Coaching families with multiple problems
|PhD ceremony:||drs. T. (Tim) Tausendfreund|
|When:||March 05, 2015|
|Supervisors:||prof. dr. E.J. (Erik) Knorth, prof. dr. H.W.E. (Hans) Grietens|
|Co-supervisor:||dr. J. (Jana) Knot-Dickscheit|
|Where:||Academy building RUG|
|Faculty:||Behavioural and Social Sciences|
Families who face a multitude of severe and persistent problems in a number of different areas of life are commonly referred to as multi-problem families in Dutch child welfare. Although evidence suggests that short-term crisis interventions can have positive effects on these families, such programmes did not succeed sufficiently up to now in facilitating sustainable change. Alternatively, interventions that offer integrated care over longer periods of time have been developed but evaluation studies hardly are available yet.
This research project therefore explored a widely employed long-term family support programme in The Netherlands, called ‘Ten for the Future’ [Tien voor Toekomst]. A longitudinal prospective research design was applied. The project included 122 families over a period of four and a half years.
The results show that the intervention 'Ten for the Future' is associated with a significant decrease in family stress, especially within the first year of the intervention. Furthermore, families with lower initial family stress levels were found to have a higher chance to end the programme earlier. Child problem behaviour and family functioning show a lower magnitude and a less coherent pattern of change. This might be explained by a main focus of care workers on direct work with the parents, more than with the children.
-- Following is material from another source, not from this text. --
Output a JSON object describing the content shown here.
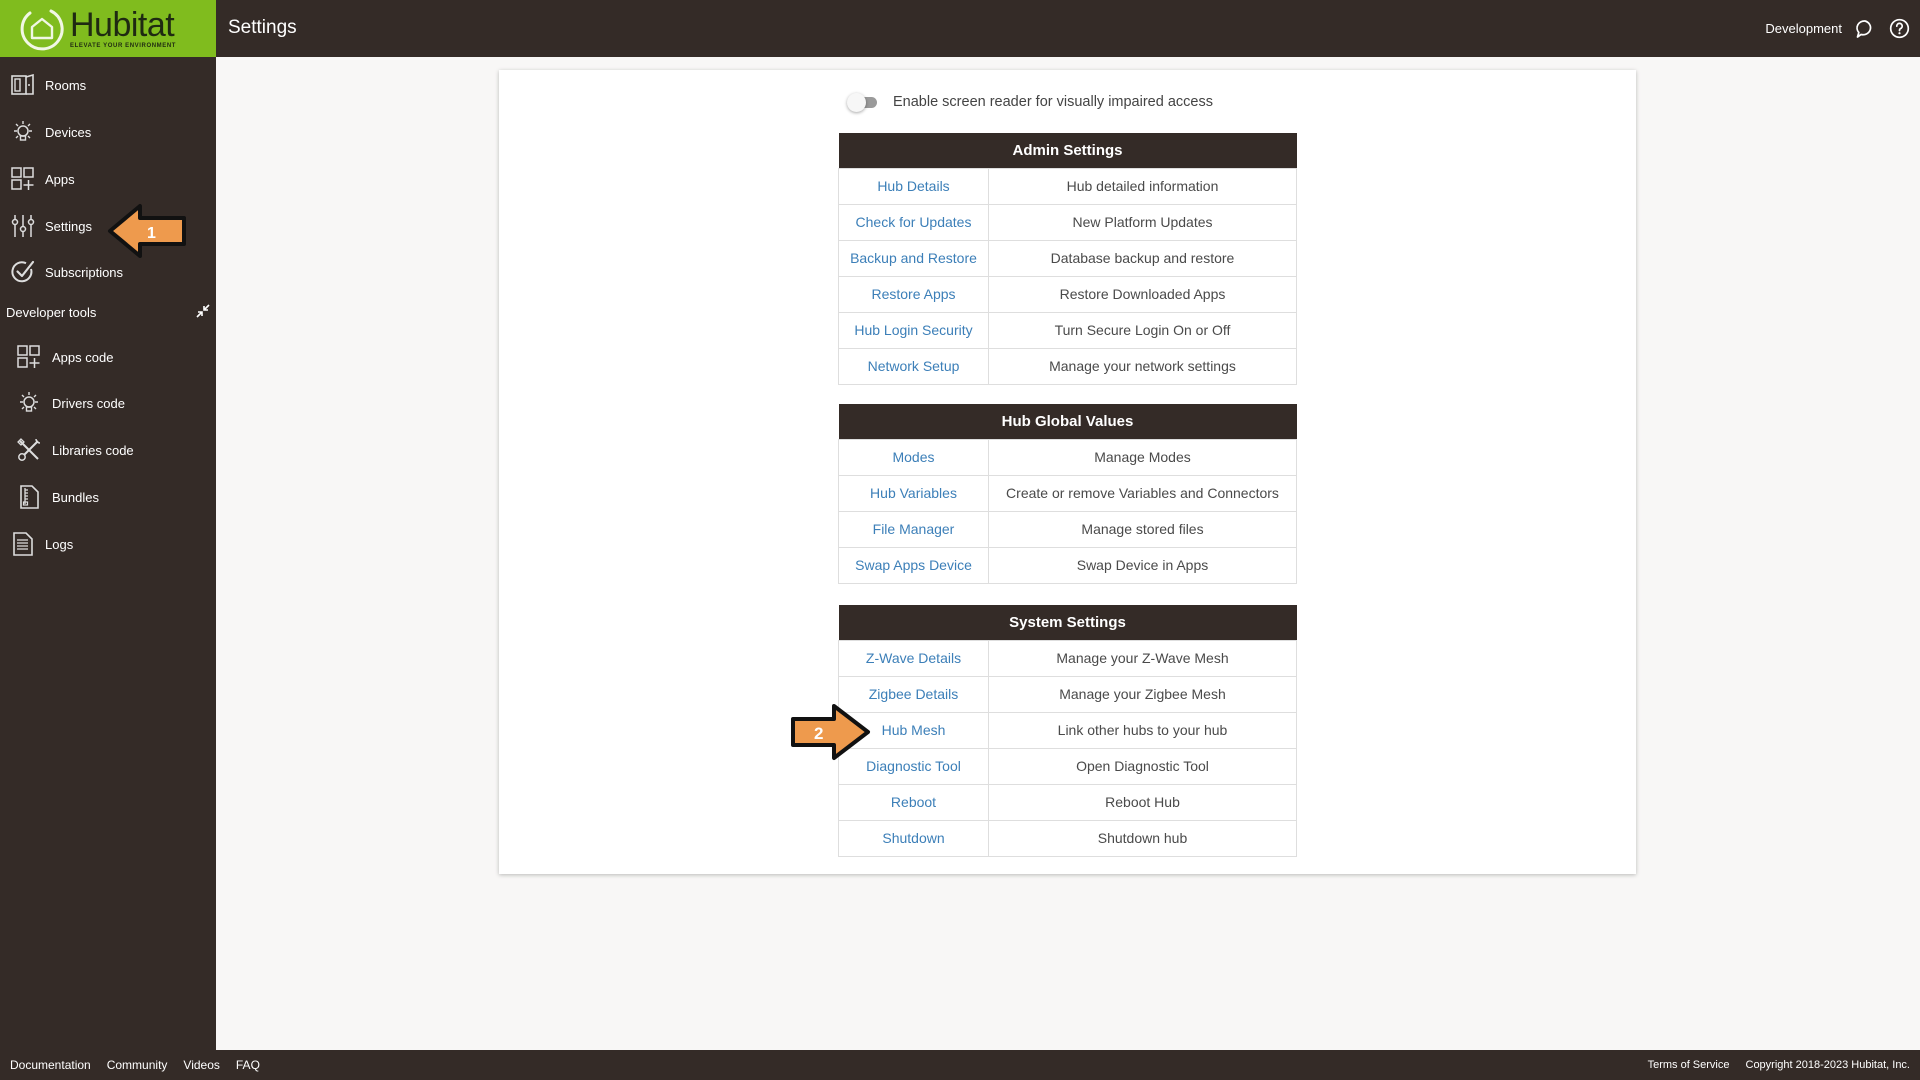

It can be concluded that the long-term care programme has evident potential to decrease family stress. We suggest to develop dual care worker approaches that target not only parents but also offer allocated care for children at the same time.